The answer must restate the records below word for word.
======
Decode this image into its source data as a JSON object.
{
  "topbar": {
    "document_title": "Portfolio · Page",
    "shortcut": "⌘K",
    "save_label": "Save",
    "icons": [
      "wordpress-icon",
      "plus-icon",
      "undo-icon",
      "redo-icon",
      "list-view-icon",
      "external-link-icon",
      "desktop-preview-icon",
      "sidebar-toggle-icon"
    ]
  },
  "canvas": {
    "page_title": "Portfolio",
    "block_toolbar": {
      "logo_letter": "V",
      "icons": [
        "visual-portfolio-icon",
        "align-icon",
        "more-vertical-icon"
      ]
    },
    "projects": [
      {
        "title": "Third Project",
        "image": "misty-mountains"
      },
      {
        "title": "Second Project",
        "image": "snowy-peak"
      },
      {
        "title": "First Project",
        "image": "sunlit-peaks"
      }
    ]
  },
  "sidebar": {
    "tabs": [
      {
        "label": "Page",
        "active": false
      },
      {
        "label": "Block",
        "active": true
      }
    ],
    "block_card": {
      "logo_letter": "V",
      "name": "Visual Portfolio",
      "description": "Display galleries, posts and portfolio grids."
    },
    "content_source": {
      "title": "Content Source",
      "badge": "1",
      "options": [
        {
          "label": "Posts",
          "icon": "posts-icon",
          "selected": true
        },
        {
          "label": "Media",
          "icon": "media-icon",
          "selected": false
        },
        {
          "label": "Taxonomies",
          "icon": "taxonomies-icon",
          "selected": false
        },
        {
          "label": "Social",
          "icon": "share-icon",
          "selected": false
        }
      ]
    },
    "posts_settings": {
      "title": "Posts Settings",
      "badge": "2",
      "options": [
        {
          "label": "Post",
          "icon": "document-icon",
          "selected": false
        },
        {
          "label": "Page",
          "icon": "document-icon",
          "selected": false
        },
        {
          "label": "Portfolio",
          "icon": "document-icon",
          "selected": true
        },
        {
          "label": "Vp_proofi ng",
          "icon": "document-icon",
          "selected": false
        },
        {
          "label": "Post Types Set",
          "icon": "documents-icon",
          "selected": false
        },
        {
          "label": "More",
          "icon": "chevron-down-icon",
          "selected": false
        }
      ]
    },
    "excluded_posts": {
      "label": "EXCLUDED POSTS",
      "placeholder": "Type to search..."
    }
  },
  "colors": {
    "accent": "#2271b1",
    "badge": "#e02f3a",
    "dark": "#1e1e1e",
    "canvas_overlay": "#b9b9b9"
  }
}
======
Solved exercise
Decode this image into its source data as a JSON object.
{
  "topbar": {
    "document_title": "Portfolio · Page",
    "shortcut": "⌘K",
    "save_label": "Save",
    "icons": [
      "wordpress-icon",
      "plus-icon",
      "undo-icon",
      "redo-icon",
      "list-view-icon",
      "external-link-icon",
      "desktop-preview-icon",
      "sidebar-toggle-icon"
    ]
  },
  "canvas": {
    "page_title": "Portfolio",
    "block_toolbar": {
      "logo_letter": "V",
      "icons": [
        "visual-portfolio-icon",
        "align-icon",
        "more-vertical-icon"
      ]
    },
    "projects": [
      {
        "title": "Third Project",
        "image": "misty-mountains"
      },
      {
        "title": "Second Project",
        "image": "snowy-peak"
      },
      {
        "title": "First Project",
        "image": "sunlit-peaks"
      }
    ]
  },
  "sidebar": {
    "tabs": [
      {
        "label": "Page",
        "active": false
      },
      {
        "label": "Block",
        "active": true
      }
    ],
    "block_card": {
      "logo_letter": "V",
      "name": "Visual Portfolio",
      "description": "Display galleries, posts and portfolio grids."
    },
    "content_source": {
      "title": "Content Source",
      "badge": "1",
      "options": [
        {
          "label": "Posts",
          "icon": "posts-icon",
          "selected": true
        },
        {
          "label": "Media",
          "icon": "media-icon",
          "selected": false
        },
        {
          "label": "Taxonomies",
          "icon": "taxonomies-icon",
          "selected": false
        },
        {
          "label": "Social",
          "icon": "share-icon",
          "selected": false
        }
      ]
    },
    "posts_settings": {
      "title": "Posts Settings",
      "badge": "2",
      "options": [
        {
          "label": "Post",
          "icon": "document-icon",
          "selected": false
        },
        {
          "label": "Page",
          "icon": "document-icon",
          "selected": false
        },
        {
          "label": "Portfolio",
          "icon": "document-icon",
          "selected": true
        },
        {
          "label": "Vp_proofi ng",
          "icon": "document-icon",
          "selected": false
        },
        {
          "label": "Post Types Set",
          "icon": "documents-icon",
          "selected": false
        },
        {
          "label": "More",
          "icon": "chevron-down-icon",
          "selected": false
        }
      ]
    },
    "excluded_posts": {
      "label": "EXCLUDED POSTS",
      "placeholder": "Type to search..."
    }
  },
  "colors": {
    "accent": "#2271b1",
    "badge": "#e02f3a",
    "dark": "#1e1e1e",
    "canvas_overlay": "#b9b9b9"
  }
}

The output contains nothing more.